This initiative and this group of commissioners will be dedicated to implementing policies and ideas to promote education and the economy of Hispanics in the United States. They will work closely with the Department of Education, the Department of Labor, the Department of Small Business, the Department of Commerce, and the Department of Housing. These five departments or federal agencies are going to be working with this commission that is exclusively for Hispanics. I know this because I am part of this commission. And we are going to be working very hard to promote school options, more ideas, and to promote the plans that already exist so that our Hispanics and Latinos can take more advantage of all these programs.
Vanessa Vallejo: To conclude, let’s go a little deeper into this topic because you are the commissioner of the “White House Hispanic Prosperity Initiative.” What are the key issues that will be addressed if President Trump is re-elected?
Jesús Márquez: We have two committees within the commission that are going to address two key issues. First, issues related to small business development, new businesses, and thus more jobs. And the other branch is going to be education, specifically based on what I just mentioned about School Choice, and short career technical education or vocational education, focused on learning certain technical careers.
This is something that is done in other countries such as Germany where the education department has agreements with the private sector so that students who do not want to go to a four or five-year university can, from high school onwards, take technical courses so that when they leave school, they immediately start working in companies that help them apply practically they have learned in the books earlier. That way, students advance more quickly to obtain a very well paid career. Examples of this type of technical careers are welders or advanced mechanics. All these types of short careers, which here in the United States are very well paid, are something that is lacking in our Latino communities.
Vanessa Vallejo. Co-editor-in-chief of El American. Economist. Podcaster. Political and economic analysis of America.
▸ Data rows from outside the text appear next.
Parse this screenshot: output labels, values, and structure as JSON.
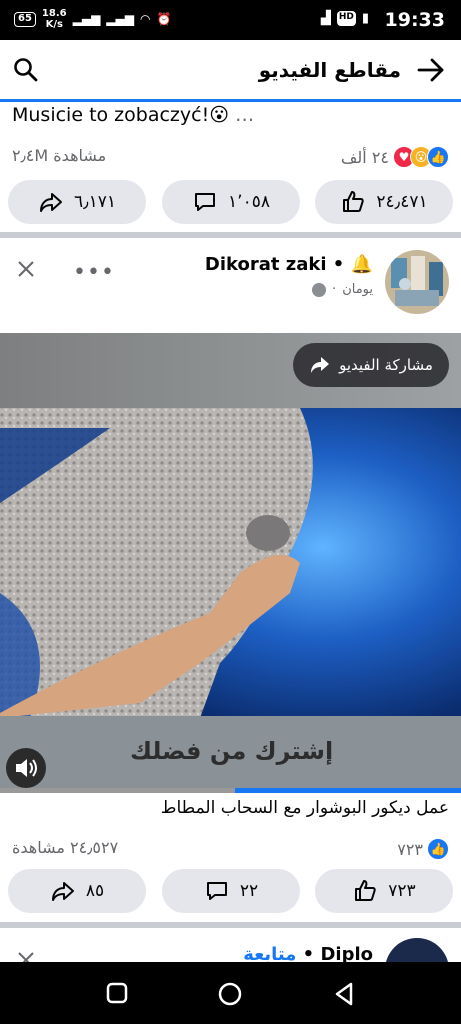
{
  "status_bar": {
    "battery": "65",
    "speed": "18.6",
    "speed_unit": "K/s",
    "time": "19:33",
    "hd": "HD"
  },
  "header": {
    "title": "مقاطع الفيديو"
  },
  "post1": {
    "caption": "Musicie to zobaczyć!😮",
    "caption_more": "…",
    "views": "٢٫٤M مشاهدة",
    "reactions": "٢٤ ألف",
    "like_count": "٢٤٫٤٧١",
    "comment_count": "١٬٠٥٨",
    "share_count": "٦٫١٧١"
  },
  "post2": {
    "page_name": "Dikorat zaki",
    "time": "يومان",
    "video_share_label": "مشاركة الفيديو",
    "overlay_text": "إشترك من فضلك",
    "caption": "عمل ديكور البوشوار مع السحاب المطاط",
    "views": "٢٤٫٥٢٧ مشاهدة",
    "reactions": "٧٢٣",
    "like_count": "٧٢٣",
    "comment_count": "٢٢",
    "share_count": "٨٥",
    "progress": 0.49
  },
  "post3": {
    "page_name": "Diplo",
    "follow_label": "متابعة"
  },
  "colors": {
    "accent": "#1877f2",
    "button_bg": "#e4e6eb",
    "separator": "#c9ccd1"
  }
}
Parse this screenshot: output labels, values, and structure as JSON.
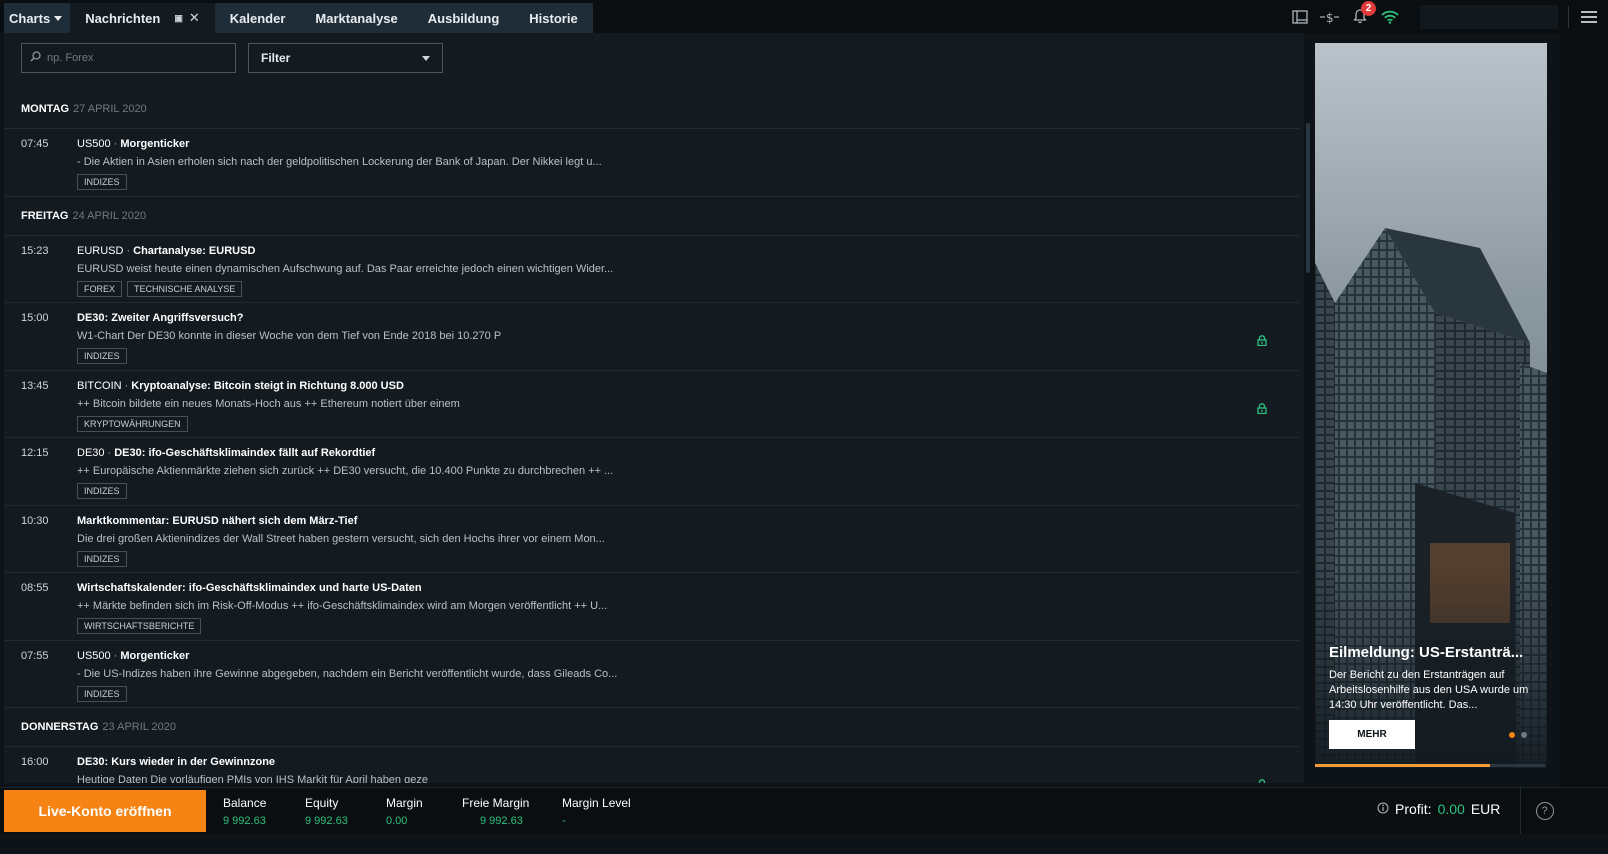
{
  "tabs": [
    {
      "label": "Charts"
    },
    {
      "label": "Nachrichten"
    },
    {
      "label": "Kalender"
    },
    {
      "label": "Marktanalyse"
    },
    {
      "label": "Ausbildung"
    },
    {
      "label": "Historie"
    }
  ],
  "header": {
    "notification_count": "2",
    "icons": [
      "layout-icon",
      "dollar-transfer-icon",
      "bell-icon",
      "wifi-icon",
      "hamburger-menu-icon"
    ]
  },
  "search": {
    "placeholder": "np. Forex"
  },
  "filter": {
    "label": "Filter"
  },
  "news": [
    {
      "day": "MONTAG",
      "date": "27 APRIL 2020",
      "items": [
        {
          "time": "07:45",
          "symbol": "US500",
          "sep": "·",
          "headline": "Morgenticker",
          "text": "- Die Aktien in Asien erholen sich nach der geldpolitischen Lockerung der Bank of Japan. Der Nikkei legt u...",
          "tags": [
            "INDIZES"
          ],
          "locked": false
        }
      ]
    },
    {
      "day": "FREITAG",
      "date": "24 APRIL 2020",
      "items": [
        {
          "time": "15:23",
          "symbol": "EURUSD",
          "sep": "·",
          "headline": "Chartanalyse: EURUSD",
          "text": "EURUSD weist heute einen dynamischen Aufschwung auf. Das Paar erreichte jedoch einen wichtigen Wider...",
          "tags": [
            "FOREX",
            "TECHNISCHE ANALYSE"
          ],
          "locked": false
        },
        {
          "time": "15:00",
          "symbol": "",
          "sep": "",
          "headline": "DE30: Zweiter Angriffsversuch?",
          "text": "W1-Chart Der DE30 konnte in dieser Woche von dem Tief von Ende 2018 bei 10.270 P",
          "tags": [
            "INDIZES"
          ],
          "locked": true
        },
        {
          "time": "13:45",
          "symbol": "BITCOIN",
          "sep": "·",
          "headline": "Kryptoanalyse: Bitcoin steigt in Richtung 8.000 USD",
          "text": "++ Bitcoin bildete ein neues Monats-Hoch aus ++ Ethereum notiert über einem",
          "tags": [
            "KRYPTOWÄHRUNGEN"
          ],
          "locked": true
        },
        {
          "time": "12:15",
          "symbol": "DE30",
          "sep": "·",
          "headline": "DE30: ifo-Geschäftsklimaindex fällt auf Rekordtief",
          "text": "++ Europäische Aktienmärkte ziehen sich zurück ++ DE30 versucht, die 10.400 Punkte zu durchbrechen ++ ...",
          "tags": [
            "INDIZES"
          ],
          "locked": false
        },
        {
          "time": "10:30",
          "symbol": "",
          "sep": "",
          "headline": "Marktkommentar: EURUSD nähert sich dem März-Tief",
          "text": "Die drei großen Aktienindizes der Wall Street haben gestern versucht, sich den Hochs ihrer vor einem Mon...",
          "tags": [
            "INDIZES"
          ],
          "locked": false
        },
        {
          "time": "08:55",
          "symbol": "",
          "sep": "",
          "headline": "Wirtschaftskalender: ifo-Geschäftsklimaindex und harte US-Daten",
          "text": "++ Märkte befinden sich im Risk-Off-Modus ++ ifo-Geschäftsklimaindex wird am Morgen veröffentlicht ++ U...",
          "tags": [
            "WIRTSCHAFTSBERICHTE"
          ],
          "locked": false
        },
        {
          "time": "07:55",
          "symbol": "US500",
          "sep": "·",
          "headline": "Morgenticker",
          "text": "- Die US-Indizes haben ihre Gewinne abgegeben, nachdem ein Bericht veröffentlicht wurde, dass Gileads Co...",
          "tags": [
            "INDIZES"
          ],
          "locked": false
        }
      ]
    },
    {
      "day": "DONNERSTAG",
      "date": "23 APRIL 2020",
      "items": [
        {
          "time": "16:00",
          "symbol": "",
          "sep": "",
          "headline": "DE30: Kurs wieder in der Gewinnzone",
          "text": "Heutige Daten Die vorläufigen PMIs von IHS Markit für April haben geze",
          "tags": [],
          "locked": true
        }
      ]
    }
  ],
  "promo": {
    "title": "Eilmeldung: US-Erstanträ...",
    "text": "Der Bericht zu den Erstanträgen auf Arbeitslosenhilfe aus den USA wurde um 14:30 Uhr veröffentlicht. Das...",
    "button": "MEHR",
    "active_slide": 1,
    "slide_count": 2,
    "progress": 0.76
  },
  "bottom": {
    "live_button": "Live-Konto eröffnen",
    "metrics": [
      {
        "label": "Balance",
        "value": "9 992.63"
      },
      {
        "label": "Equity",
        "value": "9 992.63"
      },
      {
        "label": "Margin",
        "value": "0.00"
      },
      {
        "label": "Freie Margin",
        "value": "9 992.63"
      },
      {
        "label": "Margin Level",
        "value": "-"
      }
    ],
    "profit_label": "Profit:",
    "profit_value": "0.00",
    "profit_currency": "EUR",
    "help": "?"
  },
  "colors": {
    "accent_orange": "#f58414",
    "positive_green": "#2ec27e",
    "badge_red": "#e03a3a",
    "background": "#131b21"
  }
}
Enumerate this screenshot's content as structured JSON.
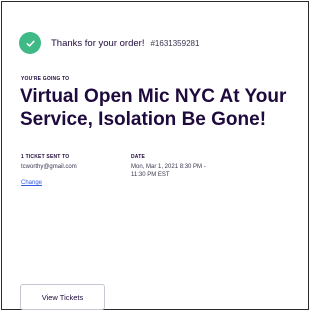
{
  "confirmation": {
    "message": "Thanks for your order!",
    "order_number": "#1631359281"
  },
  "event": {
    "eyebrow": "YOU'RE GOING TO",
    "title": "Virtual Open Mic NYC At Your Service, Isolation Be Gone!"
  },
  "ticket": {
    "label": "1 TICKET SENT TO",
    "email": "tcworthy@gmail.com",
    "change_label": "Change"
  },
  "date": {
    "label": "DATE",
    "line1": "Mon, Mar 1, 2021 8:30 PM -",
    "line2": "11:30 PM EST"
  },
  "actions": {
    "view_tickets_label": "View Tickets"
  },
  "colors": {
    "success": "#3fb985",
    "heading": "#1e0a3c",
    "link": "#3659e3"
  }
}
Colombian exile in the United States // Vanessa Vallejo. Co-editora en jefe de El American. Economista. Podcaster. Análisis político y económico de América. Colombiana exiliada en EE. UU.